**Interface dataset entries:**
※

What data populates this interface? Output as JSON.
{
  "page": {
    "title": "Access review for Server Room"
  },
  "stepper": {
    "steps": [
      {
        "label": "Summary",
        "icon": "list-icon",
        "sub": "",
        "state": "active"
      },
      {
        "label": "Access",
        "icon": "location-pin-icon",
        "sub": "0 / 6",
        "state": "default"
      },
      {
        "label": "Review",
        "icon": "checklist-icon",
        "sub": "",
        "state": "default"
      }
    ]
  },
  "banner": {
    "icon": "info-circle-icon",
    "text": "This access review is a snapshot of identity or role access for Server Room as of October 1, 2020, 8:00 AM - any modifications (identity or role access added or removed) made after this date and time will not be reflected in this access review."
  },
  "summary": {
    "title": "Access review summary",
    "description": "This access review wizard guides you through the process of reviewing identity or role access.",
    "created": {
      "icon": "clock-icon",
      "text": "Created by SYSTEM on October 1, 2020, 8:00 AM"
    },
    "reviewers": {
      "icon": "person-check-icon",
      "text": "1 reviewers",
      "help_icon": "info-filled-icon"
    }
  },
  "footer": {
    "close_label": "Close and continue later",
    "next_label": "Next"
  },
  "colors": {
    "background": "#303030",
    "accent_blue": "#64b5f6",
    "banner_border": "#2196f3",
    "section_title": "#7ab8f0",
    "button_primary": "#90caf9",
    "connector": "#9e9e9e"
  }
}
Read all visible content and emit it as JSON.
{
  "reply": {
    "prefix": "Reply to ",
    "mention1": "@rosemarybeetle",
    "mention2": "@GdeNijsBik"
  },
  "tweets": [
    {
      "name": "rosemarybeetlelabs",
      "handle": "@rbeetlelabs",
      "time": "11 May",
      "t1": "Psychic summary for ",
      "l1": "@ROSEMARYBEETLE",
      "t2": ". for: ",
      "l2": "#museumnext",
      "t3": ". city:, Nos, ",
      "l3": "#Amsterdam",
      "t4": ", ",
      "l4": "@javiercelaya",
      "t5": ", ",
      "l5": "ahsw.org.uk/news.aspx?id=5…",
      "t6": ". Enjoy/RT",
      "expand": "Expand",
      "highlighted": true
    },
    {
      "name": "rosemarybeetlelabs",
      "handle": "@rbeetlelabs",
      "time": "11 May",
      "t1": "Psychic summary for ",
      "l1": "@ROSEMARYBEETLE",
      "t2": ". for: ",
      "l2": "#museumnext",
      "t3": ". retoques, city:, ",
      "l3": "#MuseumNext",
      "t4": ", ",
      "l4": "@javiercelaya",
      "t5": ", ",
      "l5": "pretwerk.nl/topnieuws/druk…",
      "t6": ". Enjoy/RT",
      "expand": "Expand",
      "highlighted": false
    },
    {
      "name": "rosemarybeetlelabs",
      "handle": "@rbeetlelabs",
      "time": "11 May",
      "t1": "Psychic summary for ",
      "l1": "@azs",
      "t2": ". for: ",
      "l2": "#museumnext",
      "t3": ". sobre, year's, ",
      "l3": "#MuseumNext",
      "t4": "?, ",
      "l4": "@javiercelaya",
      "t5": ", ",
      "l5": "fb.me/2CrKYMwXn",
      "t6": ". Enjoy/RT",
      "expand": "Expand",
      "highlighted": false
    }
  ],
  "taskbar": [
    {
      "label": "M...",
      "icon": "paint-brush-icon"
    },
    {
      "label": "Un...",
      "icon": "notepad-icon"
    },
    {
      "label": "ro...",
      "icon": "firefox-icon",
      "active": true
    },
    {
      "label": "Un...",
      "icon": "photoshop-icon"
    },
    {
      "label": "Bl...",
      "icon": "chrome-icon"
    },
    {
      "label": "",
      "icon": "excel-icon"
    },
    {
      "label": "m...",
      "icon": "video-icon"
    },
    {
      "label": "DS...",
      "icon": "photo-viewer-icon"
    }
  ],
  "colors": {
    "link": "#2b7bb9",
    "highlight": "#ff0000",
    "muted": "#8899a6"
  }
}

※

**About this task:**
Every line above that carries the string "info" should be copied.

**Final answer:**
    "icon": "info-circle-icon",
      "help_icon": "info-filled-icon"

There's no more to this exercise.